The water meter.  The organizer’s name is Maritza Fortún Gonzalez.  Her pride in helping Cojimar clean-up and become more efficient in its use of water resources has a practical dimension.  You can find it in her sidewalk.  There, the government has installed a water meter to go along with a new system of price-sensitive usage.  Before, the supply was unlimited at a price of 1 peso; soon, when she exceeds (an estimated) 1-2 cubic meters, the charge will slide to two pesos.  Yes, water is dirt cheap; perhaps, some might argue, unreasonably so.  But, this is illustrative of something bigger happening in Cuba.  Electricity prices are up; gas is being metered too.  There is a 19-page (don’t be envious, IRS) tax code on the books.  As Cubans pay more for what they get, their interests in having more say in how things are done will only rise.
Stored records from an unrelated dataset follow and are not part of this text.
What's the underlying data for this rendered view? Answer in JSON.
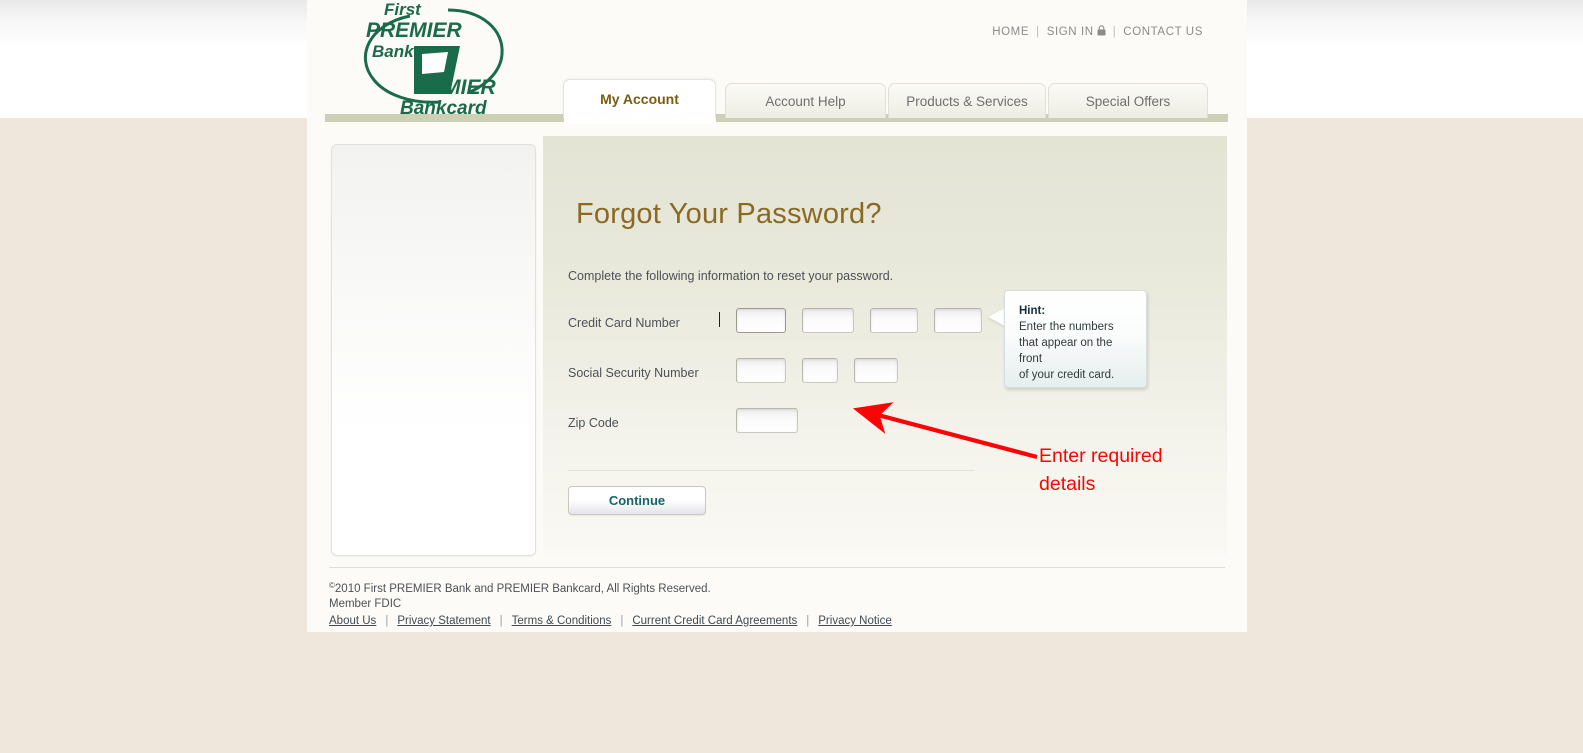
{
  "brand": {
    "logo_line1": "First",
    "logo_line2": "PREMIER",
    "logo_line3": "Bank",
    "logo_line4": "PREMIER",
    "logo_line5": "Bankcard",
    "logo_color": "#1a6b4a"
  },
  "topnav": {
    "home": "HOME",
    "signin": "SIGN IN",
    "contact": "CONTACT US",
    "separator": "|",
    "lock_icon": "lock-icon"
  },
  "tabs": [
    {
      "label": "My Account",
      "active": true
    },
    {
      "label": "Account Help",
      "active": false
    },
    {
      "label": "Products & Services",
      "active": false
    },
    {
      "label": "Special Offers",
      "active": false
    }
  ],
  "main": {
    "title": "Forgot Your Password?",
    "title_color": "#8a6a23",
    "subtitle": "Complete the following information to reset your password.",
    "fields": [
      {
        "label": "Credit Card Number",
        "inputs": [
          {
            "value": "",
            "width": "w50",
            "focused": true
          },
          {
            "value": "",
            "width": "w52",
            "focused": false
          },
          {
            "value": "",
            "width": "w48",
            "focused": false
          },
          {
            "value": "",
            "width": "w48",
            "focused": false
          }
        ]
      },
      {
        "label": "Social Security Number",
        "inputs": [
          {
            "value": "",
            "width": "w50",
            "focused": false
          },
          {
            "value": "",
            "width": "w36",
            "focused": false
          },
          {
            "value": "",
            "width": "w44",
            "focused": false
          }
        ]
      },
      {
        "label": "Zip Code",
        "inputs": [
          {
            "value": "",
            "width": "w62",
            "focused": false
          }
        ]
      }
    ],
    "continue_label": "Continue"
  },
  "hint": {
    "title": "Hint:",
    "line1": "Enter the numbers",
    "line2": "that appear on the front",
    "line3": "of your credit card."
  },
  "annotation": {
    "text": "Enter required\ndetails",
    "color": "#fa0505"
  },
  "footer": {
    "copyright": "2010 First PREMIER Bank and PREMIER Bankcard, All Rights Reserved.",
    "copyright_symbol": "©",
    "member": "Member FDIC",
    "links": [
      "About Us",
      "Privacy Statement",
      "Terms & Conditions",
      "Current Credit Card Agreements",
      "Privacy Notice"
    ],
    "separator": "|"
  }
}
What the meters are measuring is a gradual redefinition of the relationship between Cuban citizens and the Cuban state.
 
The Packet.  Our jaws dropped when a state employee told us she was all caught up watching “House of Cards.”   She is able to watch the unseemly rise and dissipating fall of President Frank Underwood thanks to “Paquete Semanal,” distributed by flash drive to subscribers and others, tasting offline what we are privileged to encounter in the digital world here.   The packet has been described by The Guardian here and NPR here.    Its significance is about more than entertainment and culture and the growing community of Cubans who are seeing the news and information on the flash drive as it is passed hand to hand.  “We are over-controlled,” she said, and the packet is forcing the government to confront its own determination to exert control over the content that Cubans can see.
 
The sewing machine.  Barbara, clutching her baby in her living room, laid out the baby dresses she had designed turned out by the seamstresses she employs who work on the sewing machines she keeps on the second floor.  She loves having the chance to “be my own boss.”  The clothing she sells now is for other Cubans, and her line of clothes has put friends to work and her growing family in a larger flat.   Two hours away, we also visited a cooperative employing nine women with their own machines finishing a project turning out uniforms for workers in a state-run restaurant.  Their leader enjoys the autonomy of private work, when they can make their own decisions – what contracts to take, what price to sell their goods – and earn better wages.  “This is the future of our country,” she says.
 
It’s easy, perhaps too easy, to be beguiled by the new technology.  Poor Cubans, we were told, in this period of change, are doing worse, not better.  Young people are still leaving, many more than the numbers of those who are coming back.  Not all the faithful who wanted to see Pope Francis had safe passage to hear him say mass.  This, and more, is true.
 
But, these things are also true:  Not a single Cuban spoke to us against their country’s opening with America.  They see the restoration of diplomatic relations as the removal of a huge psychological burden from their shoulders.  The changes in their lives, embodied by the technology we saw in Cuba this week, are emblematic of greater mobility and even larger expectations for the future.  They don’t want these developments reversed – not the changes in their lives, and not the reforms in U.S. policy – and neither do we.